The district court recognized that the plea agreement itself had been modified by the defendant "in the sense that it reflects that the defendant wrote down that he intended to plead guilty to Count 9 as it relates to the possession of the 19.2 grams of heroin." Sentencing Tr. at 42-43. The court further noted, however, that in other sections of the plea agreement, defendant had acknowledged he would be subject to "the relevant conduct which is set out to include the other counts to which he's not pleading guilty to. Id. at 43; see also R. Vol. I, doc 76 (plea agreement) at 2 ("The government further states that Counts 1 through 8, and 10 of the Indictment filed March 2, 2000 will be dismissed at the time of sentencing, however, these counts will be included in the calculation of the Guideline range as relevant conduct."). Thus, even if defendant only pleaded guilty to using a communication facility to attempt to possess the drugs, the relevant conduct for sentencing purposes included the dismissed counts of conspiracy to possess with the intent to distribute and conspiracy to introduce contraband into the prison. The court further held that "the intent of the conspiracy to distribute the heroin within the prison is attributable to each defendant." Sentencing Tr. at 43. The court further found that the evidence indicated defendant's awareness of the conspiracy and that defendant had taken affirmative steps in furtherance of the conspiracy. Id. at 43-44. Defendant does not challenge these findings.
The court further determined that "this was a jointly undertaken criminal activity involving defendant and several other individuals to smuggle heroin into the prison." Id. at 44. The court further found that defendant had assisted in the endeavor and "knew of this scheme and took affirmative steps to ensure heroin was brought into the prison." Id. The court concluded that even if defendant did not distribute (or intend to distribute) the heroin, he remained "responsible for the acts of others who are going to actually bring the drugs into the prison and distribute them to the defendant and other inmates involved in this conspiracy." Id. at 45.
Even if defendant was not intending to distribute heroin within the prison, he is responsible, under the principle of relevant conduct, for "all reasonably foreseeable acts and omissions of others in furtherance of the jointly undertaken criminal activity." USSG § 1B1.3(a)(1)(B). The district court's findings on forseeability are findings of fact reversible for clear error.

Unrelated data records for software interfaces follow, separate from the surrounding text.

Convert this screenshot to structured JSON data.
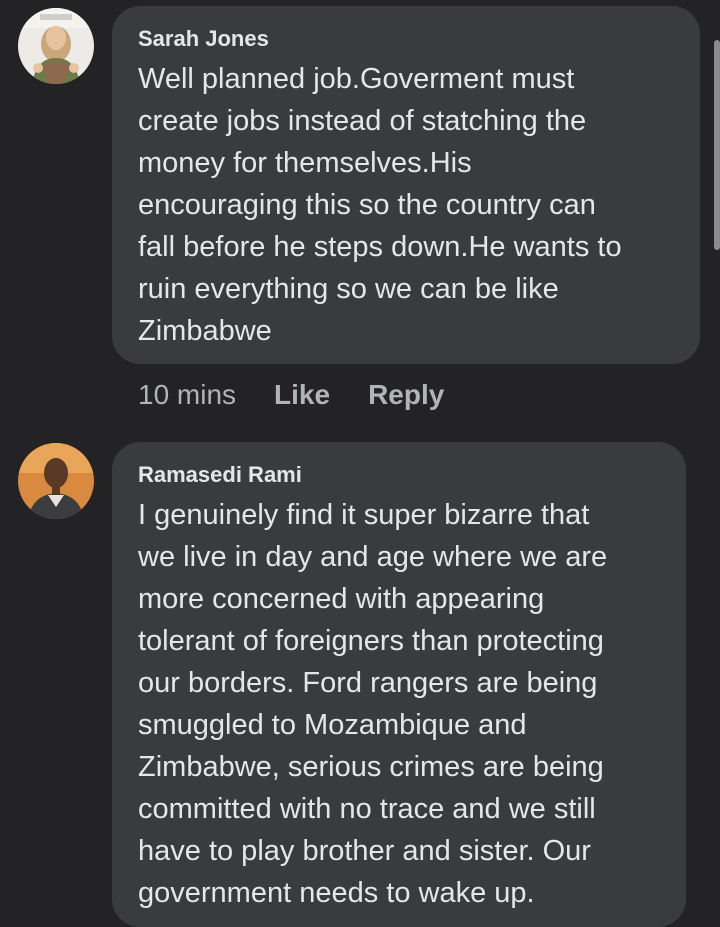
{
  "comments": [
    {
      "author": "Sarah Jones",
      "avatar_icon": "profile-photo-woman",
      "text": "Well planned job.Goverment must\ncreate jobs instead of statching the\nmoney for themselves.His\nencouraging this so the country can\nfall before he steps down.He wants to\nruin everything so we can be like\nZimbabwe",
      "time": "10 mins",
      "like_label": "Like",
      "reply_label": "Reply"
    },
    {
      "author": "Ramasedi Rami",
      "avatar_icon": "profile-photo-man",
      "text": "I genuinely find it super bizarre that\nwe live in day and age where we are\nmore concerned with appearing\ntolerant of foreigners than protecting\nour borders. Ford rangers are being\nsmuggled to Mozambique and\nZimbabwe, serious crimes are being\ncommitted with no trace and we still\nhave to play brother and sister. Our\ngovernment needs to wake up."
    }
  ],
  "colors": {
    "background": "#232325",
    "bubble": "#3a3b3c",
    "text": "#e4e6eb",
    "meta_text": "#b0b3b8"
  }
}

See United States v. Tagore, 158 F.3d 1124, 1127 (10th Cir. 1998). We also "review the factual findings supporting the application of a particular Sentencing Guideline provision for clear error." United States v. Lang, 81 F.3d 955, 968 (10th Cir. 1996).
Having reviewed the sentencing transcript, including the FBI agent's testimony outlining the conspiracy and defendant's involvement, we conclude that the district court's application of the special offense characteristic for an offense having the objective of distributing a controlled substance within a prison is not clearly erroneous.
Entered for the Court
Senior Circuit Judge
*. This order and judgment is not binding precedent, except under the doctrines of law of the case, res judicata, and collateral estoppel. The court generally disfavors the citation of orders and judgments; nevertheless, an order and judgment may be cited under the terms and conditions of 10th Cir. R. 36.3.